If you think that this point is obvious to anyone who isn’t Tim McCarver, you would be surprised. I have had several fellow Yankee fans comment to me in the last few days, “At this point, it’s just a matter of pride.” I would argue that, no, in fact, having been all but officially eliminated from the postseason race by mid-September, we’ve blown our chance at pride. When history remembers this season, it will not remember us for failing to make it to the postseason and then admirably restoring our dignity. It will simply remember that we did not live to see October in our final season in The House That Ruth Built. For the first time since 1993. I guess, in theory, one could argue that it’s a matter of avoiding total humiliation—that’s certainly within our reach. But it’s not what I would call a matter of pride.
Now, it may sound like, as Curt Schilling suggests, I am just bitter and mad and miserable. But let me assure you that my vitriol is just a mask for my pain. I look forward to October baseball. This year, particularly, it seemed significant, what with the closing of the Cathedral and all. I just assumed we’d be saying our goodbyes in October. In late October. It seems too unceremonious for us to just be playing our way through a vaguely autumn-like week in late September for “pride.” Especially given our run in that place.
To make matters worse, there has been so much scandal surrounding the new stadium—the accusations of fraud, and waste, and abuse of public funds. Then, of course, there was the recent announcement that premium season tickets are going to cost up to $2,500 per game—that’s roughly $200,000 per person per season. Outrageous, true. But, not surprisingly, there are takers. Well, there were last week anyway. This week, good luck selling your house for that much. Well, at the beginning of this week, anyway. Today, who knows? I’m confused about the fundamentals of the economy.
The point is that it’s disappointing that the new stadium is already tainted with that stench for which the Yanks are so famous—Eau de Evil Empire. I try to argue with the haters, but it’s an uphill battle. Stuff like this doesn’t help.
Ultimately, it doesn’t matter all that much. I’m a Yankees fan because I love the boys in pinstripes—not because the Steinbrenner family speaks to me on a spiritual level. And when my boys are working their magic, it’s pretty easy to ignore the top brass and all their meshugas, as my people call it. But, alas, there has been little magic this year, so it’s more of a challenge. True, there have been injuries. But there have also been unaccounted for disappointments. A lack of cohesion. A seemingly blasé attitude. An inability to get players around the base. And let’s get real—injuries or not—there should have been enough bats in our lineup to have ensured a solid offense.
So, again, don’t mistake my tone for bitterness, madness, or misery. I’m just disheartened by the generally uninspiring nature of the season. With all of my fond memories from the Cathedral, I figured it was all but impossible that we’d go out without a fight.

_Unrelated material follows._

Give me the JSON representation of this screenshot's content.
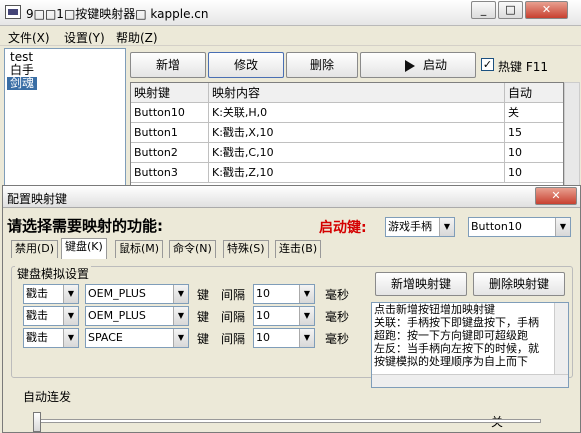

But, you’re all depressed enough, so I’m going to leave you with a happier thought. Early this year, I asked my friend, the Thunderphobe, if he would rather take the championship in the last season at the old stadium or the first season in the new one. He responded, emphatically, and without hesitation, “First season at the new one. Without a doubt.” Here’s hoping he gets his wish.
If that didn’t cheer you up, affirm yourself with the reminder that, at the very least, you’re not Coco Crisp. Oh, Coco Crisp, it just never gets old. You suck Coco Crisp.